"The Climate Planner is a very accessible and pragmatic book that helps readers navigate the challenging political landscape of climate change and find solutions. At the same time, the book is holistic and marries the disciplines of climate science, effective communication theory, and local climate planning to achieve the local cohesiveness required for climate action plan implementation. The Climate Planner empowers citizens, urban planners, and local elected leaders with solutions. The material is well-timed and opportune. I believe this book will become a classic in the field of planning." —Diana Pena, founding partner, Able City

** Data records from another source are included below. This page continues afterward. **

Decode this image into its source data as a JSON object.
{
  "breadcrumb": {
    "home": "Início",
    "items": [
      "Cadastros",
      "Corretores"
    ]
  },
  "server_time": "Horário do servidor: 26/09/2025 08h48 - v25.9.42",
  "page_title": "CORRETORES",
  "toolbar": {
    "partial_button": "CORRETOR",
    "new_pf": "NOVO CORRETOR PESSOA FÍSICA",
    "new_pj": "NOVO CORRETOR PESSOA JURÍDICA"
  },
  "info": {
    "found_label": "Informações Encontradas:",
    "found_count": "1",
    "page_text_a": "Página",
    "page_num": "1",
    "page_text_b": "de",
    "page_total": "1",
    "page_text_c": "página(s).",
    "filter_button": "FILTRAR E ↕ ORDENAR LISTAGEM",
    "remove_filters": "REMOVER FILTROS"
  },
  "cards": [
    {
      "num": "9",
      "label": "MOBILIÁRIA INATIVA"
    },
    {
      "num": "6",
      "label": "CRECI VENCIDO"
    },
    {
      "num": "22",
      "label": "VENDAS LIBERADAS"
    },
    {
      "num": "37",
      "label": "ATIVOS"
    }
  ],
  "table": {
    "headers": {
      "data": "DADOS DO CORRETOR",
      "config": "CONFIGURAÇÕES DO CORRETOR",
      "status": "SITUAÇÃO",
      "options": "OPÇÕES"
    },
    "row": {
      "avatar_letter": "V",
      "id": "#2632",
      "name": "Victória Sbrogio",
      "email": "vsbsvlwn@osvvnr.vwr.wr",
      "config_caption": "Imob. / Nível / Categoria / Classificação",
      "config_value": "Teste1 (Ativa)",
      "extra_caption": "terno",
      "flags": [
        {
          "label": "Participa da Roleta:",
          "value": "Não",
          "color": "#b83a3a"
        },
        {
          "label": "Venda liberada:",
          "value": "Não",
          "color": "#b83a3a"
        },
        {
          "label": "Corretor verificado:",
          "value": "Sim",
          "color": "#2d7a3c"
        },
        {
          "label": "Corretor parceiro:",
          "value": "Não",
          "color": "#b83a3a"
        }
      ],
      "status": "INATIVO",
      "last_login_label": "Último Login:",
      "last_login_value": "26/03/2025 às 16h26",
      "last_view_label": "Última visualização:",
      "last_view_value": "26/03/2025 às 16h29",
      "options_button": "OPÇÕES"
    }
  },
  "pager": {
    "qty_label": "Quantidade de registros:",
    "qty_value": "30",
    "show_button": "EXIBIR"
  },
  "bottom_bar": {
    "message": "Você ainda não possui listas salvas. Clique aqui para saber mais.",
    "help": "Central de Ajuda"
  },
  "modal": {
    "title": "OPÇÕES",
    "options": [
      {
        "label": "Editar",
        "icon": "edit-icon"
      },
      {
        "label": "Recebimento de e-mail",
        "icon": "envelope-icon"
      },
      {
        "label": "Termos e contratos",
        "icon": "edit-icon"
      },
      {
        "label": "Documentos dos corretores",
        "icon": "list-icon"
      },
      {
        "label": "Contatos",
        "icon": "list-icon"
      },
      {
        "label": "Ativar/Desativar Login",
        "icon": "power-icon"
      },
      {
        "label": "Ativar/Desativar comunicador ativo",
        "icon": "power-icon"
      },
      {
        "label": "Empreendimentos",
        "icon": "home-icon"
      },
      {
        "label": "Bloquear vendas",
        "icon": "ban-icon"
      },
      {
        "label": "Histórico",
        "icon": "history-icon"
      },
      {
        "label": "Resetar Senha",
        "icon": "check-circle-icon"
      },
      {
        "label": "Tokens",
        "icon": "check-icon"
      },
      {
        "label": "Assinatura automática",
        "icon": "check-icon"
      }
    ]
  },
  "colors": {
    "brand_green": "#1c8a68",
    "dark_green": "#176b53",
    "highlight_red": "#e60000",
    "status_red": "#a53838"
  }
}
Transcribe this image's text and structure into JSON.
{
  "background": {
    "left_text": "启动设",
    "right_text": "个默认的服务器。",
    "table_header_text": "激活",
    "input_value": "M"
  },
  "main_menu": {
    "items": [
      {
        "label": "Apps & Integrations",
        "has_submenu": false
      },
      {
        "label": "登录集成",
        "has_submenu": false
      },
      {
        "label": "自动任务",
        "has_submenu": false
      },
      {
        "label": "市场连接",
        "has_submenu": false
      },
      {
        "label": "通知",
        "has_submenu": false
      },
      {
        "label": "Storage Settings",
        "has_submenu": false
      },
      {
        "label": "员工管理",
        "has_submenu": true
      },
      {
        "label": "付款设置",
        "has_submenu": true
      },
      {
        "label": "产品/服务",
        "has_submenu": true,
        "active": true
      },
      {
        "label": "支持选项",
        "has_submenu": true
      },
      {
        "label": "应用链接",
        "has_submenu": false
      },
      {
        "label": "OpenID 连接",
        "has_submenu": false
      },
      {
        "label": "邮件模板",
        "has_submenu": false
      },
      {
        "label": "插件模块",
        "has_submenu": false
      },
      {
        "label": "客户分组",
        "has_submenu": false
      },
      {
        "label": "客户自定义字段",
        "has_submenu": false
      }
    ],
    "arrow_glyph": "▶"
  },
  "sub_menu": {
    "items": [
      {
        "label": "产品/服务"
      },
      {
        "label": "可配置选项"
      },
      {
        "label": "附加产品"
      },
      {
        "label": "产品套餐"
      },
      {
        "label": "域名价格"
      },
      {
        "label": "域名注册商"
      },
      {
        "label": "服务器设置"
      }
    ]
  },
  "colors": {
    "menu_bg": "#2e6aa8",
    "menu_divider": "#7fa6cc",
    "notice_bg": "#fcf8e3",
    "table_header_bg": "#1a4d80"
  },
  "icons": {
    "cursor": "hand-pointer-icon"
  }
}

"In these uncertain times we are living in, Jason King provides us with real and practical solutions to the climate crisis.  The Climate Planner is a great resource for anyone seeking to affect change in their communities. Offering the latest data and research in climate change and sustainability planning, The Climate Planner also provides a local perspective from cities and communities from across the world. Readers will come away empowered to fight for a better future, to answer the call to make a difference during these perilous times." —Carlos Gallinar, former planning director for El Paso and Principal at Gallinar Planning & Development, LLC.